-- What you have to do --
Pull each line holding the word "JSON" from the data.

-- Data to process --
____

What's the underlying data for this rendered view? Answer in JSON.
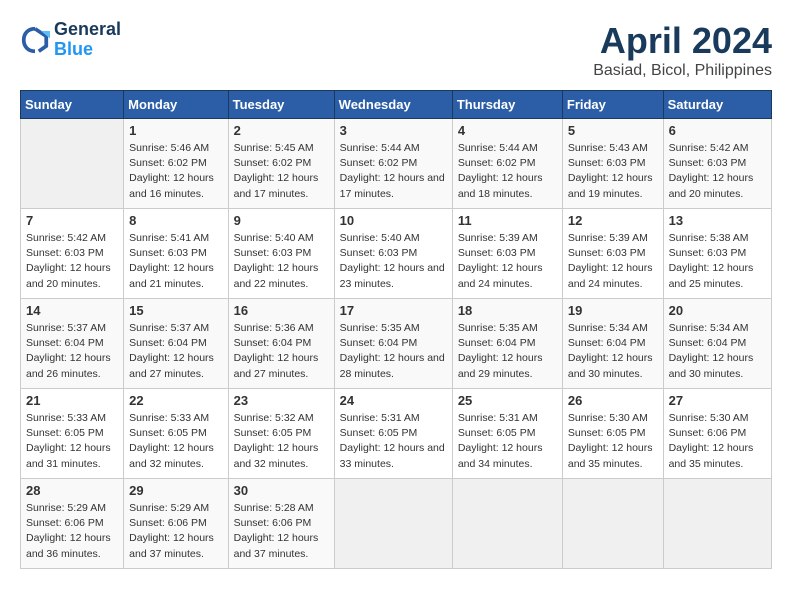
{
  "header": {
    "logo_line1": "General",
    "logo_line2": "Blue",
    "title": "April 2024",
    "subtitle": "Basiad, Bicol, Philippines"
  },
  "calendar": {
    "weekdays": [
      "Sunday",
      "Monday",
      "Tuesday",
      "Wednesday",
      "Thursday",
      "Friday",
      "Saturday"
    ],
    "weeks": [
      [
        {
          "day": "",
          "sunrise": "",
          "sunset": "",
          "daylight": "",
          "empty": true
        },
        {
          "day": "1",
          "sunrise": "Sunrise: 5:46 AM",
          "sunset": "Sunset: 6:02 PM",
          "daylight": "Daylight: 12 hours and 16 minutes.",
          "empty": false
        },
        {
          "day": "2",
          "sunrise": "Sunrise: 5:45 AM",
          "sunset": "Sunset: 6:02 PM",
          "daylight": "Daylight: 12 hours and 17 minutes.",
          "empty": false
        },
        {
          "day": "3",
          "sunrise": "Sunrise: 5:44 AM",
          "sunset": "Sunset: 6:02 PM",
          "daylight": "Daylight: 12 hours and 17 minutes.",
          "empty": false
        },
        {
          "day": "4",
          "sunrise": "Sunrise: 5:44 AM",
          "sunset": "Sunset: 6:02 PM",
          "daylight": "Daylight: 12 hours and 18 minutes.",
          "empty": false
        },
        {
          "day": "5",
          "sunrise": "Sunrise: 5:43 AM",
          "sunset": "Sunset: 6:03 PM",
          "daylight": "Daylight: 12 hours and 19 minutes.",
          "empty": false
        },
        {
          "day": "6",
          "sunrise": "Sunrise: 5:42 AM",
          "sunset": "Sunset: 6:03 PM",
          "daylight": "Daylight: 12 hours and 20 minutes.",
          "empty": false
        }
      ],
      [
        {
          "day": "7",
          "sunrise": "Sunrise: 5:42 AM",
          "sunset": "Sunset: 6:03 PM",
          "daylight": "Daylight: 12 hours and 20 minutes.",
          "empty": false
        },
        {
          "day": "8",
          "sunrise": "Sunrise: 5:41 AM",
          "sunset": "Sunset: 6:03 PM",
          "daylight": "Daylight: 12 hours and 21 minutes.",
          "empty": false
        },
        {
          "day": "9",
          "sunrise": "Sunrise: 5:40 AM",
          "sunset": "Sunset: 6:03 PM",
          "daylight": "Daylight: 12 hours and 22 minutes.",
          "empty": false
        },
        {
          "day": "10",
          "sunrise": "Sunrise: 5:40 AM",
          "sunset": "Sunset: 6:03 PM",
          "daylight": "Daylight: 12 hours and 23 minutes.",
          "empty": false
        },
        {
          "day": "11",
          "sunrise": "Sunrise: 5:39 AM",
          "sunset": "Sunset: 6:03 PM",
          "daylight": "Daylight: 12 hours and 24 minutes.",
          "empty": false
        },
        {
          "day": "12",
          "sunrise": "Sunrise: 5:39 AM",
          "sunset": "Sunset: 6:03 PM",
          "daylight": "Daylight: 12 hours and 24 minutes.",
          "empty": false
        },
        {
          "day": "13",
          "sunrise": "Sunrise: 5:38 AM",
          "sunset": "Sunset: 6:03 PM",
          "daylight": "Daylight: 12 hours and 25 minutes.",
          "empty": false
        }
      ],
      [
        {
          "day": "14",
          "sunrise": "Sunrise: 5:37 AM",
          "sunset": "Sunset: 6:04 PM",
          "daylight": "Daylight: 12 hours and 26 minutes.",
          "empty": false
        },
        {
          "day": "15",
          "sunrise": "Sunrise: 5:37 AM",
          "sunset": "Sunset: 6:04 PM",
          "daylight": "Daylight: 12 hours and 27 minutes.",
          "empty": false
        },
        {
          "day": "16",
          "sunrise": "Sunrise: 5:36 AM",
          "sunset": "Sunset: 6:04 PM",
          "daylight": "Daylight: 12 hours and 27 minutes.",
          "empty": false
        },
        {
          "day": "17",
          "sunrise": "Sunrise: 5:35 AM",
          "sunset": "Sunset: 6:04 PM",
          "daylight": "Daylight: 12 hours and 28 minutes.",
          "empty": false
        },
        {
          "day": "18",
          "sunrise": "Sunrise: 5:35 AM",
          "sunset": "Sunset: 6:04 PM",
          "daylight": "Daylight: 12 hours and 29 minutes.",
          "empty": false
        },
        {
          "day": "19",
          "sunrise": "Sunrise: 5:34 AM",
          "sunset": "Sunset: 6:04 PM",
          "daylight": "Daylight: 12 hours and 30 minutes.",
          "empty": false
        },
        {
          "day": "20",
          "sunrise": "Sunrise: 5:34 AM",
          "sunset": "Sunset: 6:04 PM",
          "daylight": "Daylight: 12 hours and 30 minutes.",
          "empty": false
        }
      ],
      [
        {
          "day": "21",
          "sunrise": "Sunrise: 5:33 AM",
          "sunset": "Sunset: 6:05 PM",
          "daylight": "Daylight: 12 hours and 31 minutes.",
          "empty": false
        },
        {
          "day": "22",
          "sunrise": "Sunrise: 5:33 AM",
          "sunset": "Sunset: 6:05 PM",
          "daylight": "Daylight: 12 hours and 32 minutes.",
          "empty": false
        },
        {
          "day": "23",
          "sunrise": "Sunrise: 5:32 AM",
          "sunset": "Sunset: 6:05 PM",
          "daylight": "Daylight: 12 hours and 32 minutes.",
          "empty": false
        },
        {
          "day": "24",
          "sunrise": "Sunrise: 5:31 AM",
          "sunset": "Sunset: 6:05 PM",
          "daylight": "Daylight: 12 hours and 33 minutes.",
          "empty": false
        },
        {
          "day": "25",
          "sunrise": "Sunrise: 5:31 AM",
          "sunset": "Sunset: 6:05 PM",
          "daylight": "Daylight: 12 hours and 34 minutes.",
          "empty": false
        },
        {
          "day": "26",
          "sunrise": "Sunrise: 5:30 AM",
          "sunset": "Sunset: 6:05 PM",
          "daylight": "Daylight: 12 hours and 35 minutes.",
          "empty": false
        },
        {
          "day": "27",
          "sunrise": "Sunrise: 5:30 AM",
          "sunset": "Sunset: 6:06 PM",
          "daylight": "Daylight: 12 hours and 35 minutes.",
          "empty": false
        }
      ],
      [
        {
          "day": "28",
          "sunrise": "Sunrise: 5:29 AM",
          "sunset": "Sunset: 6:06 PM",
          "daylight": "Daylight: 12 hours and 36 minutes.",
          "empty": false
        },
        {
          "day": "29",
          "sunrise": "Sunrise: 5:29 AM",
          "sunset": "Sunset: 6:06 PM",
          "daylight": "Daylight: 12 hours and 37 minutes.",
          "empty": false
        },
        {
          "day": "30",
          "sunrise": "Sunrise: 5:28 AM",
          "sunset": "Sunset: 6:06 PM",
          "daylight": "Daylight: 12 hours and 37 minutes.",
          "empty": false
        },
        {
          "day": "",
          "sunrise": "",
          "sunset": "",
          "daylight": "",
          "empty": true
        },
        {
          "day": "",
          "sunrise": "",
          "sunset": "",
          "daylight": "",
          "empty": true
        },
        {
          "day": "",
          "sunrise": "",
          "sunset": "",
          "daylight": "",
          "empty": true
        },
        {
          "day": "",
          "sunrise": "",
          "sunset": "",
          "daylight": "",
          "empty": true
        }
      ]
    ]
  }
}
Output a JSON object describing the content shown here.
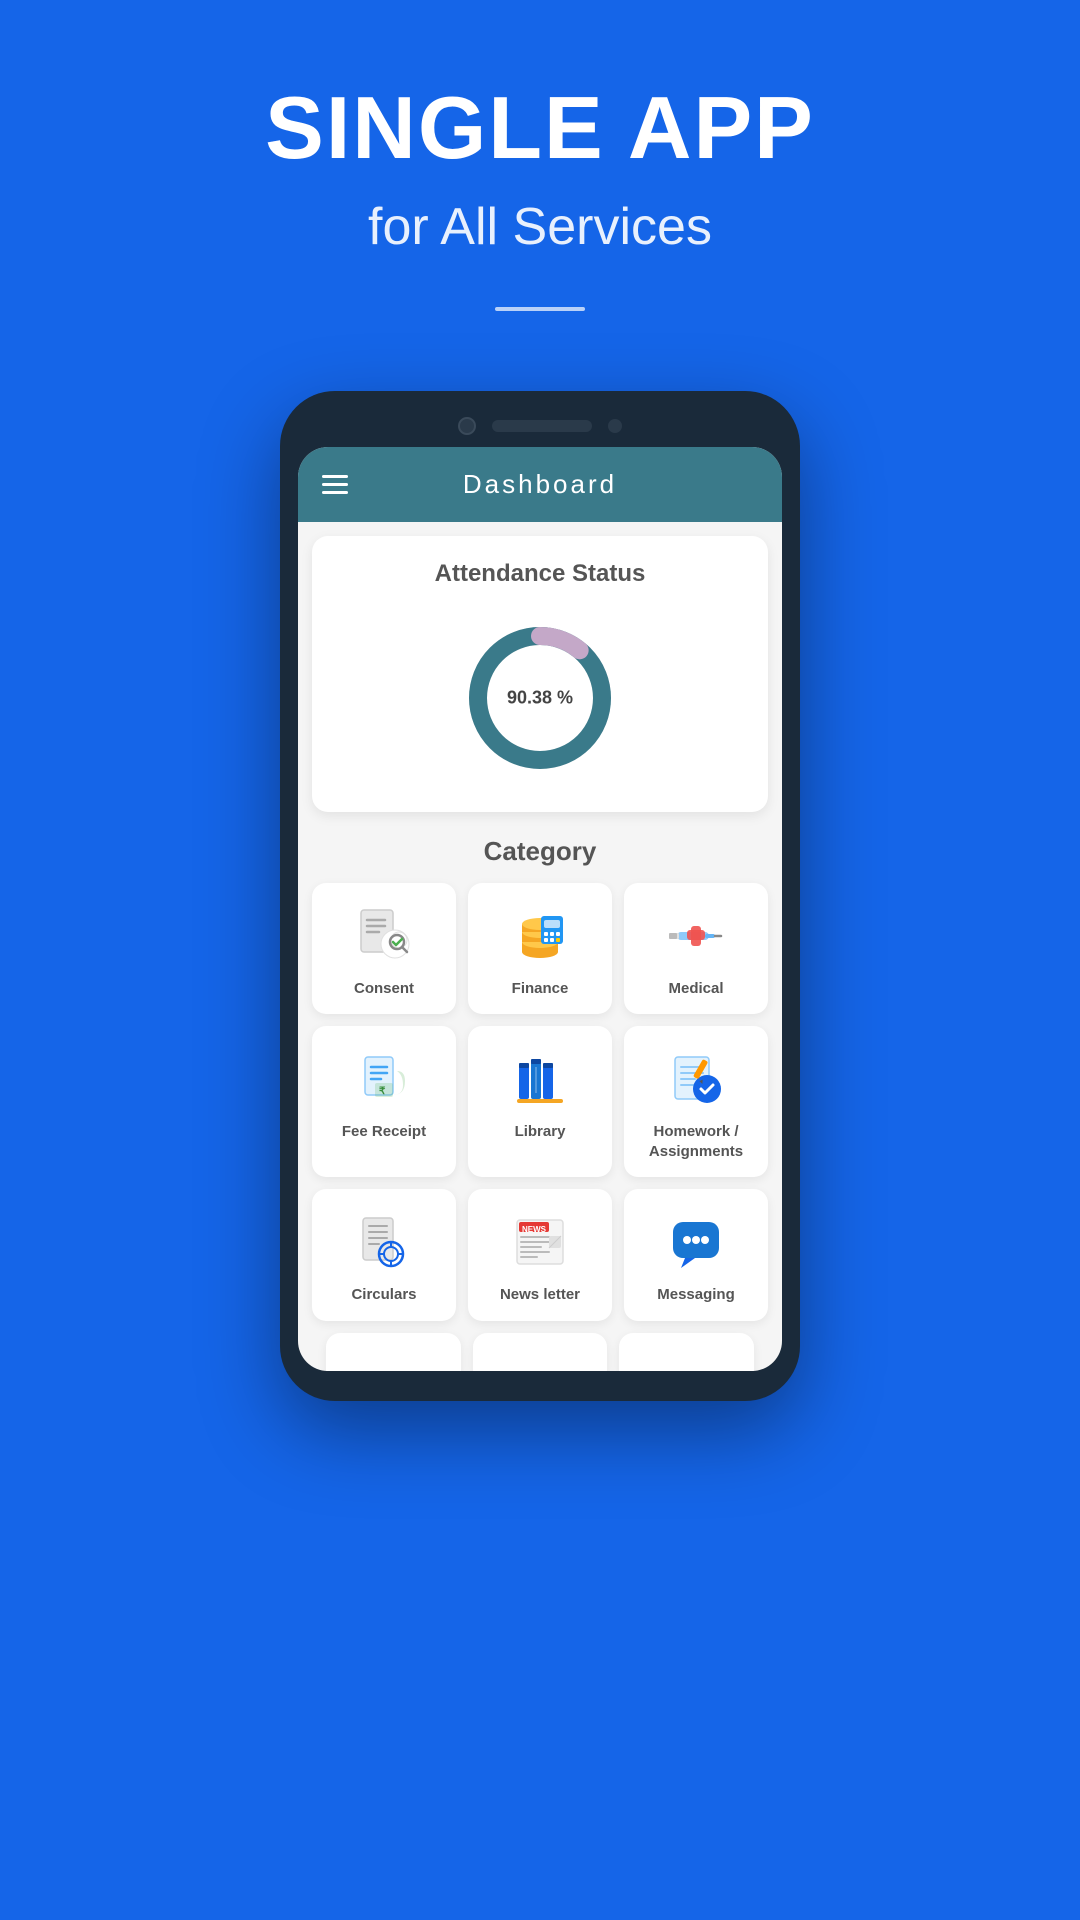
{
  "header": {
    "main_title": "SINGLE APP",
    "sub_title": "for All Services"
  },
  "phone": {
    "dashboard_title": "Dashboard"
  },
  "attendance": {
    "title": "Attendance Status",
    "percentage": "90.38 %",
    "value": 90.38
  },
  "category": {
    "title": "Category",
    "items": [
      {
        "id": "consent",
        "label": "Consent",
        "icon": "consent"
      },
      {
        "id": "finance",
        "label": "Finance",
        "icon": "finance"
      },
      {
        "id": "medical",
        "label": "Medical",
        "icon": "medical"
      },
      {
        "id": "fee-receipt",
        "label": "Fee Receipt",
        "icon": "fee-receipt"
      },
      {
        "id": "library",
        "label": "Library",
        "icon": "library"
      },
      {
        "id": "homework",
        "label": "Homework /\nAssignments",
        "icon": "homework"
      },
      {
        "id": "circulars",
        "label": "Circulars",
        "icon": "circulars"
      },
      {
        "id": "newsletter",
        "label": "News letter",
        "icon": "newsletter"
      },
      {
        "id": "messaging",
        "label": "Messaging",
        "icon": "messaging"
      }
    ]
  }
}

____

-- Completed task --
What's the underlying data for this rendered view? Answer in JSON.
Output a JSON object describing the content shown here.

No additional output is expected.